Deeply disappointed as he is by the off-spec copper, Nanni is even more outraged by El-Nāșir’s offhand behaviour. This, as he proceeds to state at length, breaches a fundamental etiquette among gentlemen traders:
“What do you take me for, that you treat somebody like me with such contempt? I have sent as messengers gentlemen like ourselves to collect the bag with my money (deposited with you), but you have treated me with contempt by sending them back to me empty-handed several times, and that through enemy territory.”
Is there anyone among the merchants who trade with Telmun who has treated me in this way? You alone treat my messenger with contempt!
“On account of that one (trifling) mina of silver which I owe you, you feel free to speak in such a way, while I have given to the palace on your behalf 1,080 pounds of copper, and Šumi-abum has likewise given 1,080 pounds of copper apart from what we both have had written on a sealed tablet to be kept in the temple of Šamaš.”

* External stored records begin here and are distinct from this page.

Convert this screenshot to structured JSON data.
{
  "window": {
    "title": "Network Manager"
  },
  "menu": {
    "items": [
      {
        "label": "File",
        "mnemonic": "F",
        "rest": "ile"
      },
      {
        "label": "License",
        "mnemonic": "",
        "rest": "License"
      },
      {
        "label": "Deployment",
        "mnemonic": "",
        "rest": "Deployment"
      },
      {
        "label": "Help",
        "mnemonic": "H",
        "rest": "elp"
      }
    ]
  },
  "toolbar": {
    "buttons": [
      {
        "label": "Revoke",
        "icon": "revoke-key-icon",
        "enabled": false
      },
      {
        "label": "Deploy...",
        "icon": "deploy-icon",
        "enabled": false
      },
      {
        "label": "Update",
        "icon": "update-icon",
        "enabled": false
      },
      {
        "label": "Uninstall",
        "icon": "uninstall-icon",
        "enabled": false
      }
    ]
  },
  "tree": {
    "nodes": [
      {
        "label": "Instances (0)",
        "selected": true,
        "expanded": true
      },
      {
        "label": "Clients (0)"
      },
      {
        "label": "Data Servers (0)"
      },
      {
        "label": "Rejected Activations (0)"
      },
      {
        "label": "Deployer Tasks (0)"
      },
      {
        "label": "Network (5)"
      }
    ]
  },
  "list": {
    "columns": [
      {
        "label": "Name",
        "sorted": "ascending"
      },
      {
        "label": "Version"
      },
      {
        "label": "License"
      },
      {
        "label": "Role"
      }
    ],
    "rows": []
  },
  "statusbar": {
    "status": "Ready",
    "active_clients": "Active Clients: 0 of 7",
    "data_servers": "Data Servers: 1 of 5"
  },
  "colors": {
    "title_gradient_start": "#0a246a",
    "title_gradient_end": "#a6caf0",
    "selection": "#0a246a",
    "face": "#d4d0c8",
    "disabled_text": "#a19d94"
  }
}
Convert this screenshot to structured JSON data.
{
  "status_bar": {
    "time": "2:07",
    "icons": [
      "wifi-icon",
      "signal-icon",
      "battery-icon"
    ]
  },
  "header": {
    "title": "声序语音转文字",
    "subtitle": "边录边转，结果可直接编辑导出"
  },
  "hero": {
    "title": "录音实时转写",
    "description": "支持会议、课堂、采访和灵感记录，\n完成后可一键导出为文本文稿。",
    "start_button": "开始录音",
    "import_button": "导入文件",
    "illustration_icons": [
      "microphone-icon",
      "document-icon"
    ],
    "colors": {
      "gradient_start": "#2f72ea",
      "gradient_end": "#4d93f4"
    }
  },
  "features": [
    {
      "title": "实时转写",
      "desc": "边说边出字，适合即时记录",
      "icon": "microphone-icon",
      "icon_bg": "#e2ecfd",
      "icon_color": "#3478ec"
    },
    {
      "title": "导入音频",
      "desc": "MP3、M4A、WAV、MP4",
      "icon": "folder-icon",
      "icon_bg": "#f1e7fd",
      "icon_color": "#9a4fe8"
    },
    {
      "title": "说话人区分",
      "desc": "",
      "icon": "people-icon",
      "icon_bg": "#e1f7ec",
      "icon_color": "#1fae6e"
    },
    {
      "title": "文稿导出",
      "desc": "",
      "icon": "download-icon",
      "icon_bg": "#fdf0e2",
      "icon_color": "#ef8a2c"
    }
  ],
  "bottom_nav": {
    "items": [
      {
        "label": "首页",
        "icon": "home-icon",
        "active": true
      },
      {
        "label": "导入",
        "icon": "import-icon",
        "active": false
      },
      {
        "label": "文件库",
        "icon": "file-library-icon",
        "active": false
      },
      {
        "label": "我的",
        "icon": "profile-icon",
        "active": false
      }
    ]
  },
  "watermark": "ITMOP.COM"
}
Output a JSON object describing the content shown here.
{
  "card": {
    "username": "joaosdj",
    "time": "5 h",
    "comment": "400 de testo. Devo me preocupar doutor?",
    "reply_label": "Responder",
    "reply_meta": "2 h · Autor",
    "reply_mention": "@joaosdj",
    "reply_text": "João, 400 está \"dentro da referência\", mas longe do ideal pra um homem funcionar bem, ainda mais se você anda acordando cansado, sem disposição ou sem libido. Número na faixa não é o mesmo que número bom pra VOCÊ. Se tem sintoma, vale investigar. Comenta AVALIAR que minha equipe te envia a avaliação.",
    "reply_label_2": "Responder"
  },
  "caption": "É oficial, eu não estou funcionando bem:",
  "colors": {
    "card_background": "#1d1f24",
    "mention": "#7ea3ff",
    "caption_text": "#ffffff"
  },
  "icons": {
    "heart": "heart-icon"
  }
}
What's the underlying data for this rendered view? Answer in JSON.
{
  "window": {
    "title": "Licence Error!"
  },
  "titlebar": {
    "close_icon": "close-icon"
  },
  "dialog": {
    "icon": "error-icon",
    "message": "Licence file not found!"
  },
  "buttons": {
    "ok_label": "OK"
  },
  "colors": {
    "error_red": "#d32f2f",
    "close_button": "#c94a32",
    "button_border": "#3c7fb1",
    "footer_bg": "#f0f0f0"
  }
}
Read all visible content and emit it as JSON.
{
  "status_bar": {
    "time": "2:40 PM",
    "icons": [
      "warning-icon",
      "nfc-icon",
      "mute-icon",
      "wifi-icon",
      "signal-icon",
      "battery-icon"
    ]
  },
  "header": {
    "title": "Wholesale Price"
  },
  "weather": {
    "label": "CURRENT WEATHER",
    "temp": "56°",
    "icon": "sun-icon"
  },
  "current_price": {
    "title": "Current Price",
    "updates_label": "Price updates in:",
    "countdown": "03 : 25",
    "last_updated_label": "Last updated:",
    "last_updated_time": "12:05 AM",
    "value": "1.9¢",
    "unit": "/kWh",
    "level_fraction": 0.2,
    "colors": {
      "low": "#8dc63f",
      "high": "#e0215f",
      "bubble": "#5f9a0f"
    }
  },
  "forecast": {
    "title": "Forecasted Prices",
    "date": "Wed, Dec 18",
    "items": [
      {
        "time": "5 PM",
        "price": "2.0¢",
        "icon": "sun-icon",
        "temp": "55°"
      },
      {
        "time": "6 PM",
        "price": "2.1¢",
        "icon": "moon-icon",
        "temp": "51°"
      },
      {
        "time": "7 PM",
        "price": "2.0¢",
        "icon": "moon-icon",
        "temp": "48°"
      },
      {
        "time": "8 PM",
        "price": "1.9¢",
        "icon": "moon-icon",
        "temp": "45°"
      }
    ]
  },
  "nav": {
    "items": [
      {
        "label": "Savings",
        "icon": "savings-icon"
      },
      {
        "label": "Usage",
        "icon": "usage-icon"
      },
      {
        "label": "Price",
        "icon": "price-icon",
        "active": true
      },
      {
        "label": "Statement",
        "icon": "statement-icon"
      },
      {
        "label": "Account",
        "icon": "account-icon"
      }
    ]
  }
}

So here is Nanni, with his contract for delivery of copper to a customer witnessed by the temple, having paid for the consignment, and now faced with undeliverable goods. El-Nāșir’s refusal to refund him has left Nanni not only short of copper against a contract with a treasured royal customer, but also with his employee stranded in a foreign land without cash. Nanni has had enough:
“Take cognizance that (from now on) I will not accept here any copper from you that is not of fine quality. I shall (from now on) select and take the ingots individually in my own yard, and I shall exercise against you my right of rejection because you have treated me with contempt.”
Can you blame Nanni for shifting his terms to delivered customer’s warehouse, where he can safely inspect the goods?
Had he been doing business today, Nanni would have benefitted from an accredited assayer to test and verify the quality of the metal received. A sample would of course need to be representative of the whole consignment, to avoid the issue of in-spec material being placed on top of a bad batch. Or to uncover cases of consignment-switching, such as when, on opening a container of ore (say, tantalite) at port, the buyer discovers that it is something else (say, cement).
You probably won’t be surprised that Nanni’s dispute with El-Nāșir’s was not the only one. Far from it. Nor was copper the only metal where buyers found themselves short-changed.
There is a silver story here too, among others, waiting to be told. From the collection of cuneiform complaints found at his home, it appears that, as El-Nāșir’s reputation among fellow metal merchants deteriorated, so did his business.
The El-Nāșir brand was forced to diversify away from copper into real estate, foodstuffs and even second-hand clothes3 .
Living as El-Nāșir did in ancient Mesopotamia, the option of trading bitcoin and NFTs simply did not exist in the age of clay — not digital — tablet and stylus.
El-Nāșir appears to have lived out his old age back in Ur with dwindling finances, in a downsized house of which part had been sold off to a wealthier neighbour, and hemmed in by a towering pile of customers’ complaints.
What an inglorious fate for a once major metal merchant. Thank goodness, we say, for arbitration!
By Polina Sparks, MMTA
PS On which topic, if any MMTA Members have any queries about mediation or arbitration, they should not hesitate to contact the Arbitration and Mediation Committee, or the MMTA executive at email@example.com
The mediation and conciliation, long form and short-form arbitration rules as well as precedent arbitration clauses are available in the Trade Services section of the MMTA Website.
1British Museum, item number 11236
2 Oppenheim A L 1967a Letters from Mesopotamia University of Chicago Press, Chicago, 1967
3Read more about El-Nāșir and his haul of customer complaints in Kristina Killgrove’s article for Forbes: Meet the worst trader of 18th century BC https://www.forbes.com/sites/kristinakillgrove/2018/05/11/meet-the-worst-businessman-of-the-18th-century